(Items from an interface collection)

--------------------------------

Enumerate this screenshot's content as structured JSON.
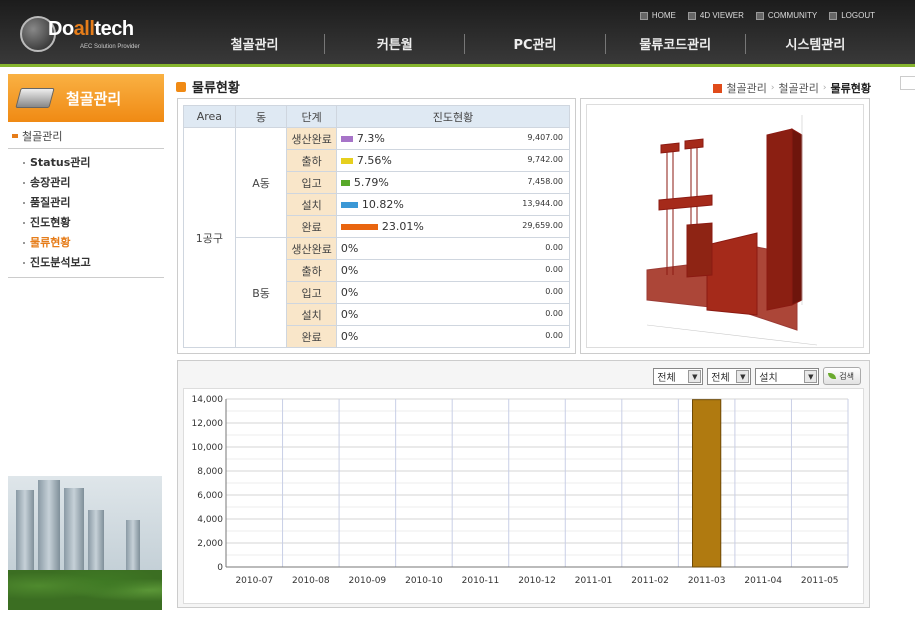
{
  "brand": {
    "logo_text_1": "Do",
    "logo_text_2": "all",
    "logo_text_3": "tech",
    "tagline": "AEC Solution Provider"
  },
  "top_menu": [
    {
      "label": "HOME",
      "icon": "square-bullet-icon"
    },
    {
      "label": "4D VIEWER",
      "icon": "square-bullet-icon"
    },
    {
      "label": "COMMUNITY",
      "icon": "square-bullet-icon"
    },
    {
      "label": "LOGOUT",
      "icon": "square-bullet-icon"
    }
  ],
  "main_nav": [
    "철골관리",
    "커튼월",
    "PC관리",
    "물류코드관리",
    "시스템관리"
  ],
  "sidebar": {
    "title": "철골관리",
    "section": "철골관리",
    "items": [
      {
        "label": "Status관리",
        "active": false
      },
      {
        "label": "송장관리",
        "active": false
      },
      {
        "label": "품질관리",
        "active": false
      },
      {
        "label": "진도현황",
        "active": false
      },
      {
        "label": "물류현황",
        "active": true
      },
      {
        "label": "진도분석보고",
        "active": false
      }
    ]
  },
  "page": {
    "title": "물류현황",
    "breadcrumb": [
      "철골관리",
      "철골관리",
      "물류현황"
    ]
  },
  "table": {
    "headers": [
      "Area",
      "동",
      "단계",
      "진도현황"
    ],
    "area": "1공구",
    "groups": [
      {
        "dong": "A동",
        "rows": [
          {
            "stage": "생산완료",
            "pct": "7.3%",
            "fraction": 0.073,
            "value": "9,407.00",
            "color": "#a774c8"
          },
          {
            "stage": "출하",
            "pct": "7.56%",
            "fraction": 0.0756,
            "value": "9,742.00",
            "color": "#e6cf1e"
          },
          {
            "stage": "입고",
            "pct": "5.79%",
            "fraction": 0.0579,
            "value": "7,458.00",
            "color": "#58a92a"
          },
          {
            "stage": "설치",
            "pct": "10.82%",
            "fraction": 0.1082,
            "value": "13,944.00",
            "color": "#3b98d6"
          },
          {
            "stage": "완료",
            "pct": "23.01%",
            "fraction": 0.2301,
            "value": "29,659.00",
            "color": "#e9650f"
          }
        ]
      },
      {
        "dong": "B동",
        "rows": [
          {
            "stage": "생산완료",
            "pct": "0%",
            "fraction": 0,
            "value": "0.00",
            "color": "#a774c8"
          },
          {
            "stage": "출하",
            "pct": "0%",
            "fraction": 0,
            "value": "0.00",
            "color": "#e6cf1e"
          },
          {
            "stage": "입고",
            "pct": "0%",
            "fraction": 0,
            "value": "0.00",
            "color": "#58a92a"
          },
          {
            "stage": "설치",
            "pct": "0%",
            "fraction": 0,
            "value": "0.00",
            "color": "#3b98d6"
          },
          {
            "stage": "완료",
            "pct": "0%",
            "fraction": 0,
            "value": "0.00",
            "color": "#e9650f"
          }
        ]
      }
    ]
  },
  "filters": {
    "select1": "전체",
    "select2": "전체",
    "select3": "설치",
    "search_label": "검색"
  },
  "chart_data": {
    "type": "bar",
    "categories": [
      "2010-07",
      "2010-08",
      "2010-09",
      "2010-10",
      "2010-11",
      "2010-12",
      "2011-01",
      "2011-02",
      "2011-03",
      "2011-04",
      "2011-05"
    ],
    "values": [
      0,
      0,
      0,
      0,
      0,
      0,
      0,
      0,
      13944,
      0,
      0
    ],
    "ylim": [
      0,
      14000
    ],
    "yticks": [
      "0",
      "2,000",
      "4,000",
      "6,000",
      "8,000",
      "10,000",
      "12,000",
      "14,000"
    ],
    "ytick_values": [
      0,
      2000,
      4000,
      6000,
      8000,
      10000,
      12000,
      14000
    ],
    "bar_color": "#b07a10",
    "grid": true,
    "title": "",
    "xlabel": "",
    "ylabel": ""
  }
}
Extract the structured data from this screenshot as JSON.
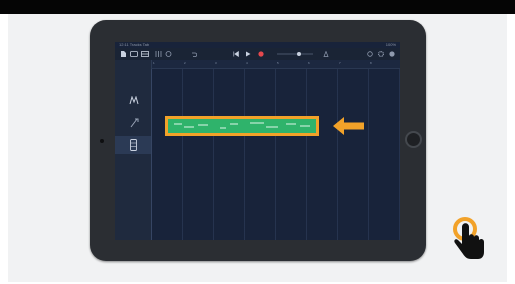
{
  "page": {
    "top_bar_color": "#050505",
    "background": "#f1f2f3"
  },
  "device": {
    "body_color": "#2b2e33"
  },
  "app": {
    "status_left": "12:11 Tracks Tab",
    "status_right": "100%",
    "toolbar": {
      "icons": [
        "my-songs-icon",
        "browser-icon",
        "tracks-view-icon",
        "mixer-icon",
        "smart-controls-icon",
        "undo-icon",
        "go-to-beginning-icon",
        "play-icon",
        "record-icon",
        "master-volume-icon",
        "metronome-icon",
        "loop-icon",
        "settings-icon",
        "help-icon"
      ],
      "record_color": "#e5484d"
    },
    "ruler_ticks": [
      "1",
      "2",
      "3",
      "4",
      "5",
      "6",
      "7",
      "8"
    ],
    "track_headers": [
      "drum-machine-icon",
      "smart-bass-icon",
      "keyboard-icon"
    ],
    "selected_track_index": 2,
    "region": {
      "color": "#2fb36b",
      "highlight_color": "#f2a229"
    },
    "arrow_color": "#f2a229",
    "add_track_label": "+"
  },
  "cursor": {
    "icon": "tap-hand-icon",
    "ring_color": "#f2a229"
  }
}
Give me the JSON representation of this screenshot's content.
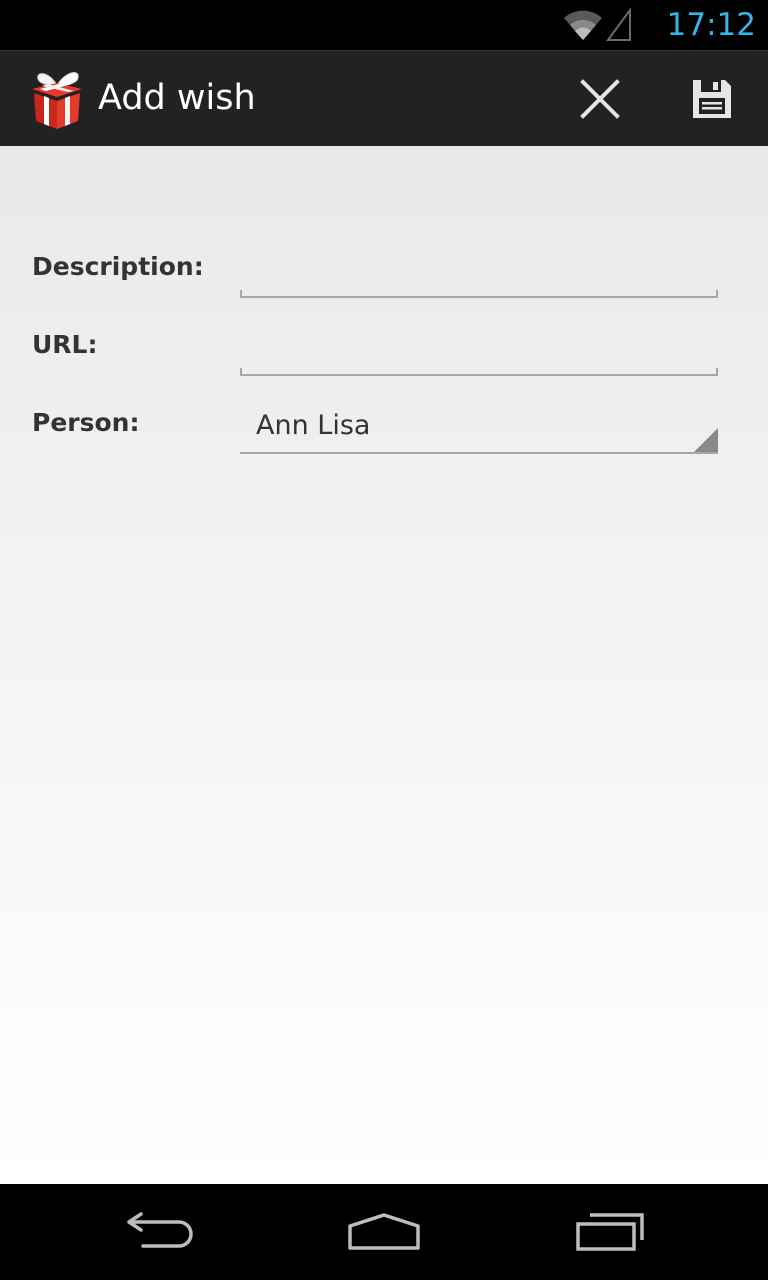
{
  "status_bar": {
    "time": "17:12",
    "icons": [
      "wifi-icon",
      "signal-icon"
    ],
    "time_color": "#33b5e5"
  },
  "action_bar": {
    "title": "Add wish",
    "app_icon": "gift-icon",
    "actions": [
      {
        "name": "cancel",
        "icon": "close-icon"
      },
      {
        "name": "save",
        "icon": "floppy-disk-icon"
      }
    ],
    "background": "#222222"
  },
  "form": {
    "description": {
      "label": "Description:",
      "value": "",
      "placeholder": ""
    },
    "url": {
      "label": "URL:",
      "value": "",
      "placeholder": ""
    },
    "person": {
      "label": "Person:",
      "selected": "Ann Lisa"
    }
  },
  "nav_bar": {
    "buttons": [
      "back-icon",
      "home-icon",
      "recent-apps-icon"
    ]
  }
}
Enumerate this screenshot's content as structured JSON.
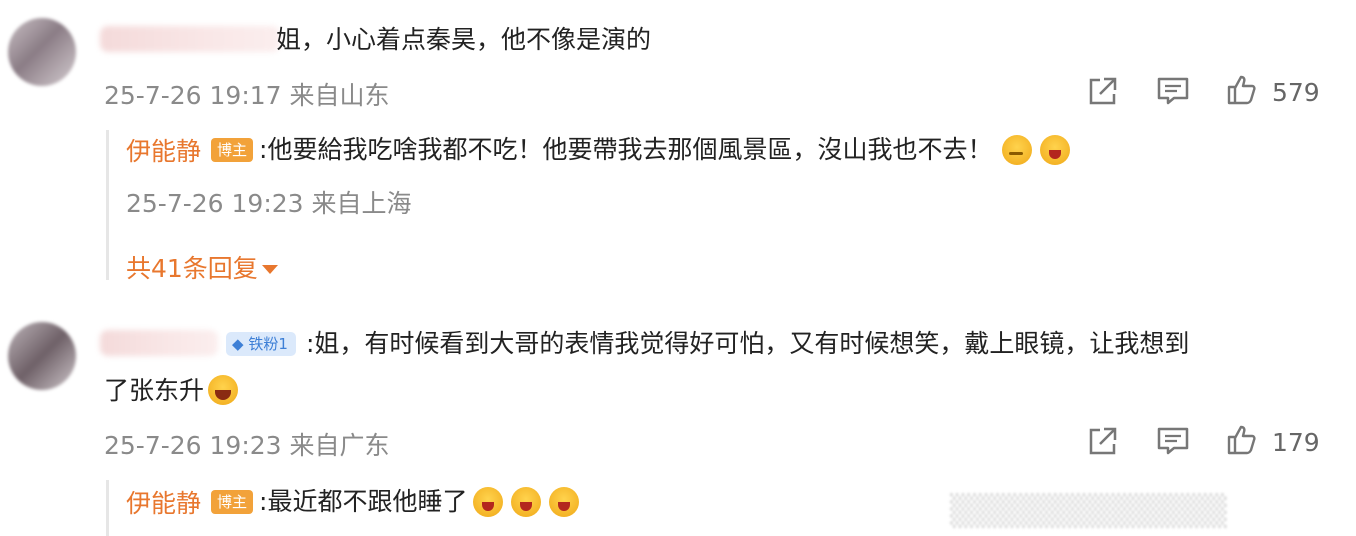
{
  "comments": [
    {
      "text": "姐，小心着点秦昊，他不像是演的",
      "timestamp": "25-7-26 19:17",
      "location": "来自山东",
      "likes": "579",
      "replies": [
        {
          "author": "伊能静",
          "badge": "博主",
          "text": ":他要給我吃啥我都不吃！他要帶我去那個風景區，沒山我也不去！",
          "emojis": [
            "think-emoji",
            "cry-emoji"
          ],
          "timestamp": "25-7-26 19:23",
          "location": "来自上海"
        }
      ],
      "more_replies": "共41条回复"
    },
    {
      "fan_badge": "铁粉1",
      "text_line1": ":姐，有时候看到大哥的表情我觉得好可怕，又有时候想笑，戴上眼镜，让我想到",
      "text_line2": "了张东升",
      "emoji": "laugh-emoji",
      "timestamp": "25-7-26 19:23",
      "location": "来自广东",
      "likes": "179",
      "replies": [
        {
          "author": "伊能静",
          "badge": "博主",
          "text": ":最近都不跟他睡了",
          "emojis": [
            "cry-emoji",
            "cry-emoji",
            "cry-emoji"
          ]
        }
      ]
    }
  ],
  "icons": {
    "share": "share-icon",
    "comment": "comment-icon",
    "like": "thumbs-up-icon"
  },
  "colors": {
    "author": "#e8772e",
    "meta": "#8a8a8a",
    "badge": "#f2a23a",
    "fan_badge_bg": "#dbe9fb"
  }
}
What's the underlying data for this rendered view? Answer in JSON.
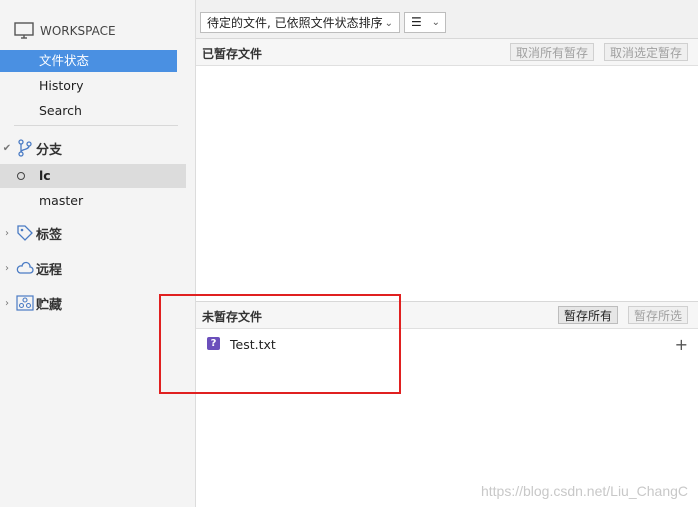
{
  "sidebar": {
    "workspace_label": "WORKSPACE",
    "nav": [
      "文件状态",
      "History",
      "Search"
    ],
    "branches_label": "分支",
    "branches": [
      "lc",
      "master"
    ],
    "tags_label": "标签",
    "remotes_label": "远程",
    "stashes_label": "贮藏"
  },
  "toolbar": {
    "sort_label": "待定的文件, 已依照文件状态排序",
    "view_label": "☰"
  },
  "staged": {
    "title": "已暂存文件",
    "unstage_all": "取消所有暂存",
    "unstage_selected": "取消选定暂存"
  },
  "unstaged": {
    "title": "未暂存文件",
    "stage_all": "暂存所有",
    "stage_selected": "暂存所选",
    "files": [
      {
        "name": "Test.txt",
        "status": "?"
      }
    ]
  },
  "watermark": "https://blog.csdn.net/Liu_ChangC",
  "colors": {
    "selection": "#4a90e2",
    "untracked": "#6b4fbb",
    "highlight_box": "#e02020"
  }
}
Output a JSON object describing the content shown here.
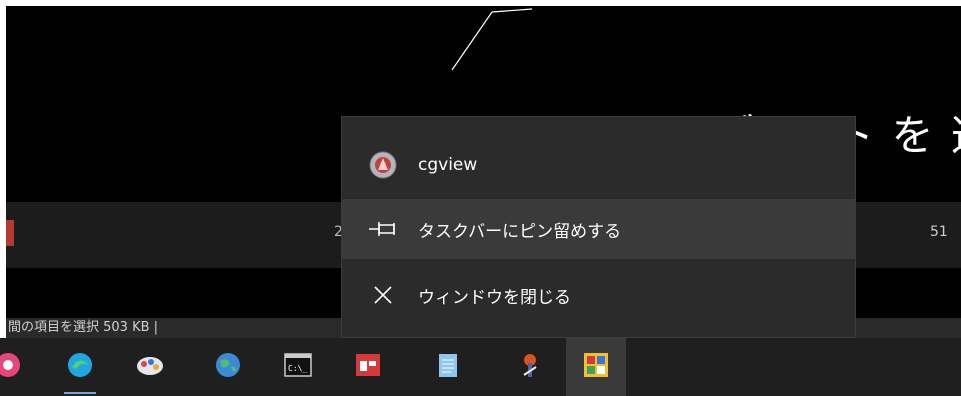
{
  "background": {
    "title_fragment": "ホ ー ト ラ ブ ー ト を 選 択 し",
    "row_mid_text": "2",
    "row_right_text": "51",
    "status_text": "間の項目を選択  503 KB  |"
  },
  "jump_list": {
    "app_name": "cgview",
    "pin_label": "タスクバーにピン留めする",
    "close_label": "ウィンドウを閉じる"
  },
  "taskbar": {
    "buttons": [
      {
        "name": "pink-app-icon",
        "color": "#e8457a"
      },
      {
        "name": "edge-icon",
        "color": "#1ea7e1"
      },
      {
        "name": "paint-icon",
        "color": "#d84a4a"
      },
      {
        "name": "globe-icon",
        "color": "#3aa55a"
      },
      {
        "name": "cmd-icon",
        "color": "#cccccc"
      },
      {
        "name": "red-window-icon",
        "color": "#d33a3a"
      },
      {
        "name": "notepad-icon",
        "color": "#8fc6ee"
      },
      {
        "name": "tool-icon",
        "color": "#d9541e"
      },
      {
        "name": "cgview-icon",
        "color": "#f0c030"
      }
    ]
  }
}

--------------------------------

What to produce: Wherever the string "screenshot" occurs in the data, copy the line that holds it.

Exercise response:
Enumerate this screenshot's content as structured JSON.
Extract the structured data from this screenshot as JSON.
Give me the JSON representation of this screenshot's content.
Enumerate this screenshot's content as structured JSON.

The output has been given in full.